[Interface dataset entries]
------------

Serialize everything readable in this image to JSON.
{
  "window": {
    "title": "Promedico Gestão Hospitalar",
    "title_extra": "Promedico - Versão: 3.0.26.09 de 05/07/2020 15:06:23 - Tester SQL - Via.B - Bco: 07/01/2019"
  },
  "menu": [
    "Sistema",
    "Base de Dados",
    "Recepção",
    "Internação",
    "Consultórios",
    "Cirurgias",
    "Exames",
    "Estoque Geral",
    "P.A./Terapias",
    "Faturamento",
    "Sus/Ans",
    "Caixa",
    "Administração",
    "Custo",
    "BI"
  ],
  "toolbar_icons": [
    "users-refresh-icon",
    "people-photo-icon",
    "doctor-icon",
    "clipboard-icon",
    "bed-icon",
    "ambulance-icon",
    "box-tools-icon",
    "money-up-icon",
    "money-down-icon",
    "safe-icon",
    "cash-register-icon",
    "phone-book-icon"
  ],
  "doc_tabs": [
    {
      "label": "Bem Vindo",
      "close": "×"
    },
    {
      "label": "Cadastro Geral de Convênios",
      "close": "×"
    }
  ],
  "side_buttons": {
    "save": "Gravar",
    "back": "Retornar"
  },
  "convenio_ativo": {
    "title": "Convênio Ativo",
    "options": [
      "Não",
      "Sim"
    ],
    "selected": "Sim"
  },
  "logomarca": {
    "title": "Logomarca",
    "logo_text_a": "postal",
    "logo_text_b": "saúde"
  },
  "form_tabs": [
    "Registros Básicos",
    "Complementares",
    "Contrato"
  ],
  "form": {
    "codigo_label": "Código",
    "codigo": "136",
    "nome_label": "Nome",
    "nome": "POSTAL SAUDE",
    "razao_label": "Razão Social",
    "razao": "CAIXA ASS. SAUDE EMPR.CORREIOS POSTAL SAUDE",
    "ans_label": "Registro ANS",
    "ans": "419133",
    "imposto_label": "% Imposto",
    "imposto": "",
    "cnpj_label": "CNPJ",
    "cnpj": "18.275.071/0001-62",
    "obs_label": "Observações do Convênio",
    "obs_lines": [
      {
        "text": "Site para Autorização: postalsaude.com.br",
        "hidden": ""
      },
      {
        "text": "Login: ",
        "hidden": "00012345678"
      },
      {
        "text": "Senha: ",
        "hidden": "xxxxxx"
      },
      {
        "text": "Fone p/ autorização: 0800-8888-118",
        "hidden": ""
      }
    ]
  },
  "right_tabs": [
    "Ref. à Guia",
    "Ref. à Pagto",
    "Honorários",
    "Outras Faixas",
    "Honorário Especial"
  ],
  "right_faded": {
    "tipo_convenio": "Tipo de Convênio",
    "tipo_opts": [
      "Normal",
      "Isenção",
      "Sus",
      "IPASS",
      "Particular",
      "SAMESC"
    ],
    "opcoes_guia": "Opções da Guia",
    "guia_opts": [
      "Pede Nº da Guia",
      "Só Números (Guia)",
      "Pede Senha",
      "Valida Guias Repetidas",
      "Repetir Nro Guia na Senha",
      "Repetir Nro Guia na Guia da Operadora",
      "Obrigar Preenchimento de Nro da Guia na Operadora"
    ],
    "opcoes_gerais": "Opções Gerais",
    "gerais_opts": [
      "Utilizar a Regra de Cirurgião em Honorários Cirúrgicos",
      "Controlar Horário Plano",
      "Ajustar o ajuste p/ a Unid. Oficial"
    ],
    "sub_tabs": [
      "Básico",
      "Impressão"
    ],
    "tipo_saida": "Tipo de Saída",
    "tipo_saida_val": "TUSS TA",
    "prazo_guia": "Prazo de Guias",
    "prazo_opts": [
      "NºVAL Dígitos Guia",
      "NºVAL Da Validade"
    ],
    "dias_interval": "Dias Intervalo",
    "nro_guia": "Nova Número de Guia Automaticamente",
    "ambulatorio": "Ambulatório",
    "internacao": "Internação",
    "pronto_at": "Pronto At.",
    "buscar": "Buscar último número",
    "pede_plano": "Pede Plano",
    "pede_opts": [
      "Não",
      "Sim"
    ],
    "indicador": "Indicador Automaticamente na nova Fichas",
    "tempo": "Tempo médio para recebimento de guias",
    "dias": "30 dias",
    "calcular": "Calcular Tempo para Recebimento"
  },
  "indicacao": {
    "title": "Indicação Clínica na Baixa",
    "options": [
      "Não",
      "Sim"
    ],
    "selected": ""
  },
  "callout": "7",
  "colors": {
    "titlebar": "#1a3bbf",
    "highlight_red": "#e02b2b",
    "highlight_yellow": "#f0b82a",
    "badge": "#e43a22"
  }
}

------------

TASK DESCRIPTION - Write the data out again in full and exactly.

SOLUTION -
Serialize everything readable in this image to JSON.
{
  "window": {
    "title": "Promedico Gestão Hospitalar",
    "title_extra": "Promedico - Versão: 3.0.26.09 de 05/07/2020 15:06:23 - Tester SQL - Via.B - Bco: 07/01/2019"
  },
  "menu": [
    "Sistema",
    "Base de Dados",
    "Recepção",
    "Internação",
    "Consultórios",
    "Cirurgias",
    "Exames",
    "Estoque Geral",
    "P.A./Terapias",
    "Faturamento",
    "Sus/Ans",
    "Caixa",
    "Administração",
    "Custo",
    "BI"
  ],
  "toolbar_icons": [
    "users-refresh-icon",
    "people-photo-icon",
    "doctor-icon",
    "clipboard-icon",
    "bed-icon",
    "ambulance-icon",
    "box-tools-icon",
    "money-up-icon",
    "money-down-icon",
    "safe-icon",
    "cash-register-icon",
    "phone-book-icon"
  ],
  "doc_tabs": [
    {
      "label": "Bem Vindo",
      "close": "×"
    },
    {
      "label": "Cadastro Geral de Convênios",
      "close": "×"
    }
  ],
  "side_buttons": {
    "save": "Gravar",
    "back": "Retornar"
  },
  "convenio_ativo": {
    "title": "Convênio Ativo",
    "options": [
      "Não",
      "Sim"
    ],
    "selected": "Sim"
  },
  "logomarca": {
    "title": "Logomarca",
    "logo_text_a": "postal",
    "logo_text_b": "saúde"
  },
  "form_tabs": [
    "Registros Básicos",
    "Complementares",
    "Contrato"
  ],
  "form": {
    "codigo_label": "Código",
    "codigo": "136",
    "nome_label": "Nome",
    "nome": "POSTAL SAUDE",
    "razao_label": "Razão Social",
    "razao": "CAIXA ASS. SAUDE EMPR.CORREIOS POSTAL SAUDE",
    "ans_label": "Registro ANS",
    "ans": "419133",
    "imposto_label": "% Imposto",
    "imposto": "",
    "cnpj_label": "CNPJ",
    "cnpj": "18.275.071/0001-62",
    "obs_label": "Observações do Convênio",
    "obs_lines": [
      {
        "text": "Site para Autorização: postalsaude.com.br",
        "hidden": ""
      },
      {
        "text": "Login: ",
        "hidden": "00012345678"
      },
      {
        "text": "Senha: ",
        "hidden": "xxxxxx"
      },
      {
        "text": "Fone p/ autorização: 0800-8888-118",
        "hidden": ""
      }
    ]
  },
  "right_tabs": [
    "Ref. à Guia",
    "Ref. à Pagto",
    "Honorários",
    "Outras Faixas",
    "Honorário Especial"
  ],
  "right_faded": {
    "tipo_convenio": "Tipo de Convênio",
    "tipo_opts": [
      "Normal",
      "Isenção",
      "Sus",
      "IPASS",
      "Particular",
      "SAMESC"
    ],
    "opcoes_guia": "Opções da Guia",
    "guia_opts": [
      "Pede Nº da Guia",
      "Só Números (Guia)",
      "Pede Senha",
      "Valida Guias Repetidas",
      "Repetir Nro Guia na Senha",
      "Repetir Nro Guia na Guia da Operadora",
      "Obrigar Preenchimento de Nro da Guia na Operadora"
    ],
    "opcoes_gerais": "Opções Gerais",
    "gerais_opts": [
      "Utilizar a Regra de Cirurgião em Honorários Cirúrgicos",
      "Controlar Horário Plano",
      "Ajustar o ajuste p/ a Unid. Oficial"
    ],
    "sub_tabs": [
      "Básico",
      "Impressão"
    ],
    "tipo_saida": "Tipo de Saída",
    "tipo_saida_val": "TUSS TA",
    "prazo_guia": "Prazo de Guias",
    "prazo_opts": [
      "NºVAL Dígitos Guia",
      "NºVAL Da Validade"
    ],
    "dias_interval": "Dias Intervalo",
    "nro_guia": "Nova Número de Guia Automaticamente",
    "ambulatorio": "Ambulatório",
    "internacao": "Internação",
    "pronto_at": "Pronto At.",
    "buscar": "Buscar último número",
    "pede_plano": "Pede Plano",
    "pede_opts": [
      "Não",
      "Sim"
    ],
    "indicador": "Indicador Automaticamente na nova Fichas",
    "tempo": "Tempo médio para recebimento de guias",
    "dias": "30 dias",
    "calcular": "Calcular Tempo para Recebimento"
  },
  "indicacao": {
    "title": "Indicação Clínica na Baixa",
    "options": [
      "Não",
      "Sim"
    ],
    "selected": ""
  },
  "callout": "7",
  "colors": {
    "titlebar": "#1a3bbf",
    "highlight_red": "#e02b2b",
    "highlight_yellow": "#f0b82a",
    "badge": "#e43a22"
  }
}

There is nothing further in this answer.